Graphics, features impress Shane Yount Staff Writer
Graphic courtesy of Sphinx Productions
face of modern political and social revolution while rowing a boat in Central Park; Slavoj Zizek discusses the historical significance of the ecology movement while roaming between giant heaps of trash in a waste processing plant.
Taylor’s energetic and playful approach conveys the relevance of each theorist’s perspective by, quite literally, bringing philosophy to the streets; showcasing the passion, ethical contemplation, and color of contemporary
thinkers. Rather than being heavyhanded, Examined Life is extremely well balanced, enjoyable, and often inspiring.
The Suikoden series is known for epic storylines about conflicting nations, intense war battles, and huge casts of characters. The latest installment, for the Nintendo DS, to the distinctive role playing game franchise is entitled Suikoden: Tierkreis, and will hit US shores on Mar. 17. Tierkreis follows a young man from Citro Village on his quest to recruit the 108 heroes (yes, this game really has 108 characters that join your party!) to prepare for an attack against an antagonist known as “The One King.” Tierkreis separates itself from other Suikoden titles, as it focuses on parallel worlds and other such phenomena.
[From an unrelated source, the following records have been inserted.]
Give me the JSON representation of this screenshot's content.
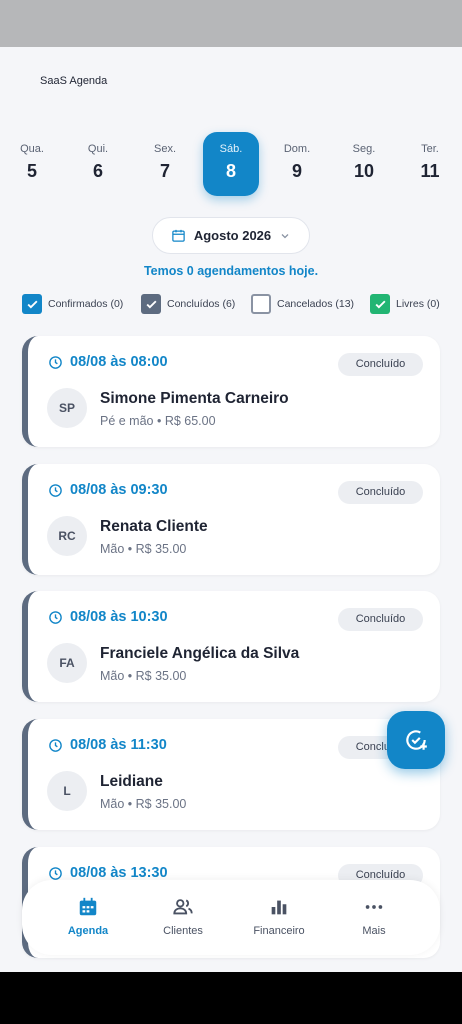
{
  "app": {
    "title": "SaaS Agenda"
  },
  "days": [
    {
      "name": "Qua.",
      "num": "5"
    },
    {
      "name": "Qui.",
      "num": "6"
    },
    {
      "name": "Sex.",
      "num": "7"
    },
    {
      "name": "Sáb.",
      "num": "8"
    },
    {
      "name": "Dom.",
      "num": "9"
    },
    {
      "name": "Seg.",
      "num": "10"
    },
    {
      "name": "Ter.",
      "num": "11"
    }
  ],
  "selected_day_index": 3,
  "month_selector": {
    "label": "Agosto 2026",
    "icon": "calendar-icon"
  },
  "summary": "Temos 0 agendamentos hoje.",
  "filters": [
    {
      "label": "Confirmados (0)",
      "checked": true,
      "color": "#1286c8"
    },
    {
      "label": "Concluídos (6)",
      "checked": true,
      "color": "#5d6b80"
    },
    {
      "label": "Cancelados (13)",
      "checked": false,
      "color": "#8a93a3"
    },
    {
      "label": "Livres (0)",
      "checked": true,
      "color": "#22b573"
    }
  ],
  "appointments": [
    {
      "time": "08/08 às 08:00",
      "status": "Concluído",
      "initials": "SP",
      "name": "Simone Pimenta Carneiro",
      "service": "Pé e mão • R$ 65.00"
    },
    {
      "time": "08/08 às 09:30",
      "status": "Concluído",
      "initials": "RC",
      "name": "Renata Cliente",
      "service": "Mão  • R$ 35.00"
    },
    {
      "time": "08/08 às 10:30",
      "status": "Concluído",
      "initials": "FA",
      "name": "Franciele Angélica da Silva",
      "service": "Mão  • R$ 35.00"
    },
    {
      "time": "08/08 às 11:30",
      "status": "Concluído",
      "initials": "L",
      "name": "Leidiane",
      "service": "Mão  • R$ 35.00"
    },
    {
      "time": "08/08 às 13:30",
      "status": "Concluído",
      "initials": "",
      "name": "",
      "service": ""
    }
  ],
  "nav": [
    {
      "label": "Agenda",
      "icon": "calendar-icon",
      "active": true
    },
    {
      "label": "Clientes",
      "icon": "users-icon",
      "active": false
    },
    {
      "label": "Financeiro",
      "icon": "bar-chart-icon",
      "active": false
    },
    {
      "label": "Mais",
      "icon": "more-dots-icon",
      "active": false
    }
  ],
  "colors": {
    "accent": "#1286c8",
    "card_border": "#5d6b80",
    "background": "#f5f6f9"
  }
}
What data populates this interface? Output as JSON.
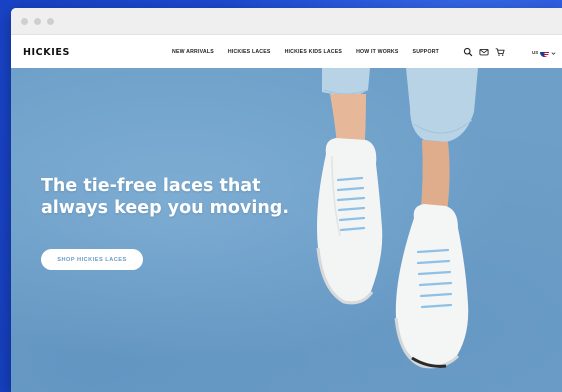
{
  "browser": {
    "window_dots": 3
  },
  "nav": {
    "logo": "HICKIES",
    "menu": [
      "NEW ARRIVALS",
      "HICKIES LACES",
      "HICKIES KIDS LACES",
      "HOW IT WORKS",
      "SUPPORT"
    ],
    "icons": [
      "search-icon",
      "mail-icon",
      "cart-icon"
    ],
    "locale": "US"
  },
  "hero": {
    "headline_line1": "The tie-free laces that",
    "headline_line2": "always keep you moving.",
    "cta_label": "SHOP HICKIES LACES"
  },
  "colors": {
    "background_blue": "#1e4fd6",
    "hero_blue": "#6d9fc8",
    "cta_text": "#6a9bc7",
    "lace_blue": "#8fc0e6"
  }
}
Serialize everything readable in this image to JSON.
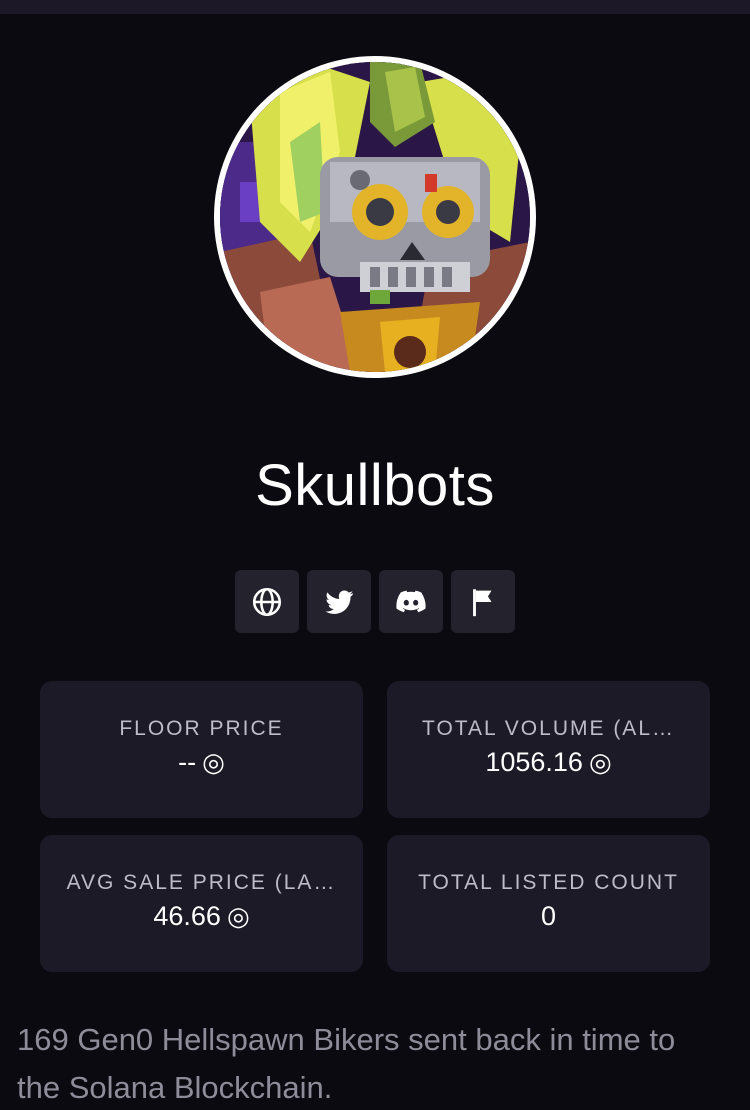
{
  "collection": {
    "name": "Skullbots",
    "avatar_alt": "Skullbots avatar"
  },
  "links": [
    {
      "name": "website",
      "icon": "globe-icon"
    },
    {
      "name": "twitter",
      "icon": "twitter-icon"
    },
    {
      "name": "discord",
      "icon": "discord-icon"
    },
    {
      "name": "report",
      "icon": "flag-icon"
    }
  ],
  "stats": {
    "floor_price": {
      "label": "FLOOR PRICE",
      "value": "--",
      "unit_icon": "sol-icon"
    },
    "total_volume": {
      "label": "TOTAL VOLUME (AL…",
      "value": "1056.16",
      "unit_icon": "sol-icon"
    },
    "avg_sale_price": {
      "label": "AVG SALE PRICE (LA…",
      "value": "46.66",
      "unit_icon": "sol-icon"
    },
    "total_listed": {
      "label": "TOTAL LISTED COUNT",
      "value": "0"
    }
  },
  "description": "169 Gen0 Hellspawn Bikers sent back in time to the Solana Blockchain.",
  "colors": {
    "background": "#0b0a10",
    "card": "#1b1a26",
    "button": "#24232d",
    "muted_text": "#8e8c98"
  }
}
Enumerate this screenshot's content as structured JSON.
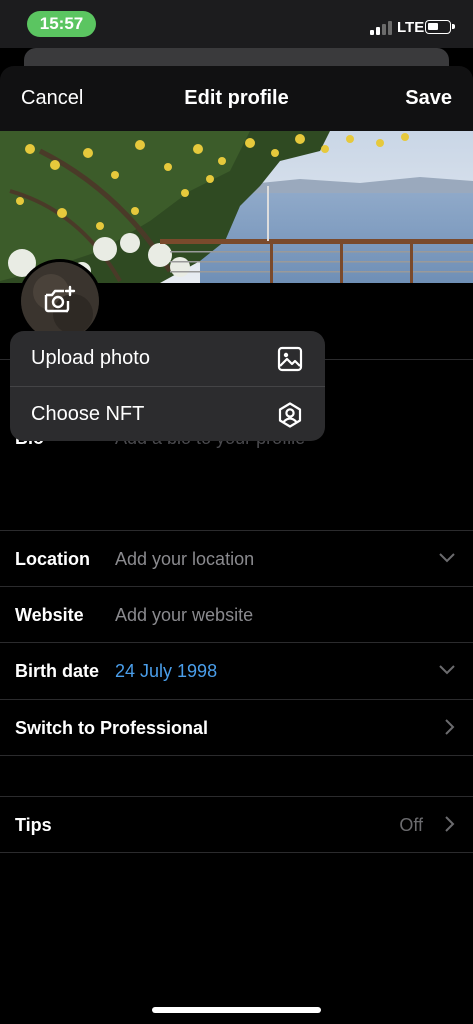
{
  "status_bar": {
    "time": "15:57",
    "network": "LTE",
    "signal_bars": 2,
    "battery_level": 0.45
  },
  "nav": {
    "cancel": "Cancel",
    "title": "Edit profile",
    "save": "Save"
  },
  "fields": {
    "bio": {
      "label": "Bio",
      "placeholder": "Add a bio to your profile"
    },
    "location": {
      "label": "Location",
      "placeholder": "Add your location"
    },
    "website": {
      "label": "Website",
      "placeholder": "Add your website"
    },
    "birth_date": {
      "label": "Birth date",
      "value": "24 July 1998"
    },
    "professional": {
      "label": "Switch to Professional"
    },
    "tips": {
      "label": "Tips",
      "value": "Off"
    }
  },
  "photo_menu": {
    "items": [
      {
        "label": "Upload photo",
        "icon": "image-icon"
      },
      {
        "label": "Choose NFT",
        "icon": "hexagon-avatar-icon"
      }
    ]
  },
  "colors": {
    "accent_blue": "#4a9eea",
    "status_green": "#5bc561",
    "menu_bg": "#2c2c2e"
  },
  "icons": {
    "avatar_button": "camera-plus-icon",
    "dropdown": "chevron-down-icon",
    "disclosure": "chevron-right-icon"
  }
}
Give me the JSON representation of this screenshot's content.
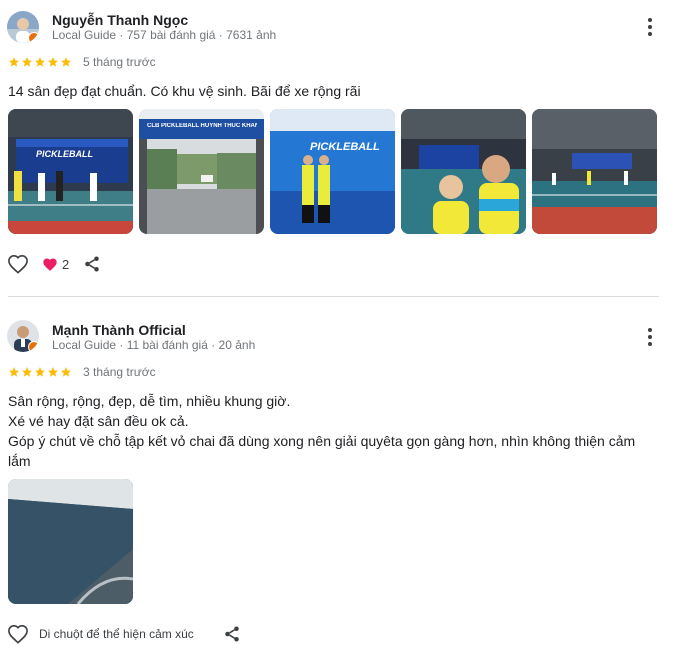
{
  "reviews": [
    {
      "author": "Nguyễn Thanh Ngọc",
      "meta": "Local Guide · 757 bài đánh giá · 7631 ảnh",
      "rating": 5,
      "time_ago": "5 tháng trước",
      "text_lines": [
        "14 sân đẹp đạt chuẩn. Có khu vệ sinh. Bãi để xe rộng rãi"
      ],
      "photos": [
        {
          "icon": "pickleball-court-banner-photo",
          "banner_text": "PICKLEBALL"
        },
        {
          "icon": "club-gate-photo",
          "banner_text": "CLB PICKLEBALL HUỲNH THÚC KHÁNG"
        },
        {
          "icon": "tournament-banner-photo",
          "banner_text": "PICKLEBALL"
        },
        {
          "icon": "selfie-photo",
          "banner_text": ""
        },
        {
          "icon": "indoor-court-photo",
          "banner_text": ""
        }
      ],
      "like_count": "2"
    },
    {
      "author": "Mạnh Thành Official",
      "meta": "Local Guide · 11 bài đánh giá · 20 ảnh",
      "rating": 5,
      "time_ago": "3 tháng trước",
      "text_lines": [
        "Sân rộng, rộng, đẹp, dễ tìm, nhiều khung giờ.",
        "Xé vé hay đặt sân đều ok cả.",
        "Góp ý chút về chỗ tập kết vỏ chai đã dùng xong nên giải quyêta gọn gàng hơn, nhìn không thiện cảm",
        "lắm"
      ],
      "photos": [
        {
          "icon": "court-floor-photo",
          "banner_text": ""
        }
      ],
      "react_hint": "Di chuột để thể hiện cảm xúc"
    }
  ],
  "colors": {
    "star": "#fbbc04",
    "heart_pink": "#e91e63",
    "badge": "#e8710a",
    "court_blue": "#1a3d8f"
  }
}
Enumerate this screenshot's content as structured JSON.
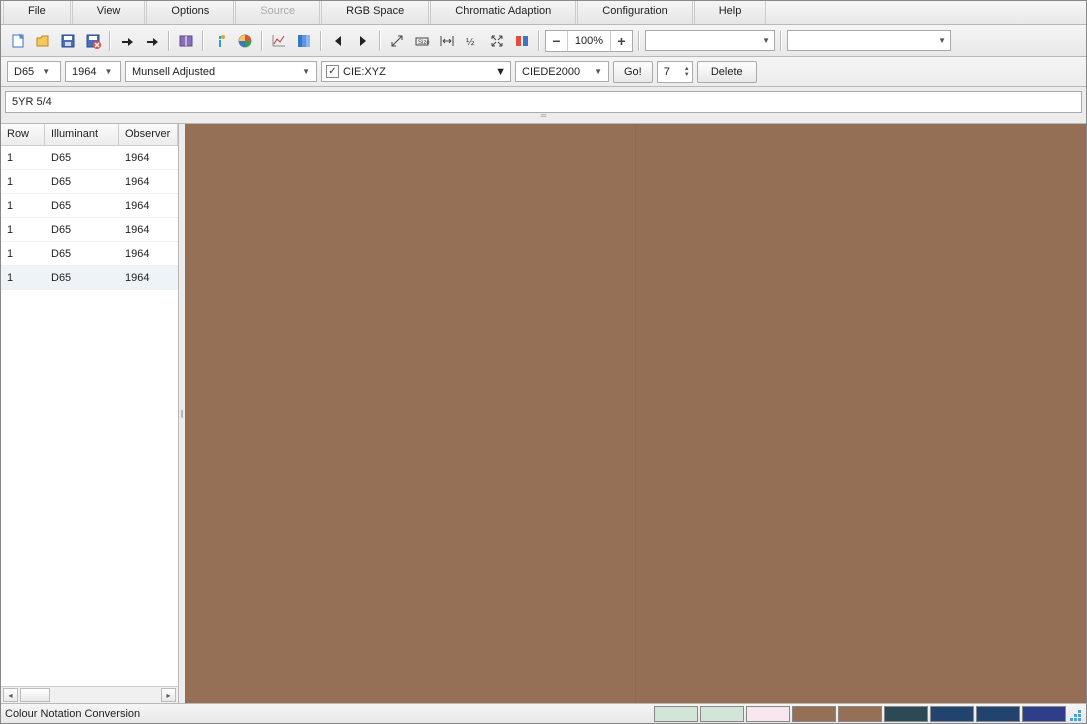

The graphics of Tierkreis are aesthetically pleasing, combining 3D sprites, an anime art style, and vibrant environments, as far as Nintendo DS games go. The musical score is equally impressive, the game contains sweeping orchestral numbers, and beautiful melodious tunes. The voice acting is also decent.
The battle system, just like previous Suikoden games, is turn-based. The player gives commands to a team of four characters, after which, the enemies are allowed to attack. Characters can attack with their weapons, cast magic spells, use items, and engage in powerful combination attacks with other characters. For battles where winning is a snap, the option to have the computer control the team for a round is available. One reason why Tierkreis is great is the headquarters system. Upon establishing a headquarters at a fortress, the players will be excited to see visible changes to their home base as more characters are recruited. For example, some characters open up shops and mini-games. The trading system is also fun, allowing the player to sell and trade items in various regions to make money quickly. With an interesting storyline and a huge cast of characters, Tierkreis is the most epic RPG experience available for play with the DS as of late.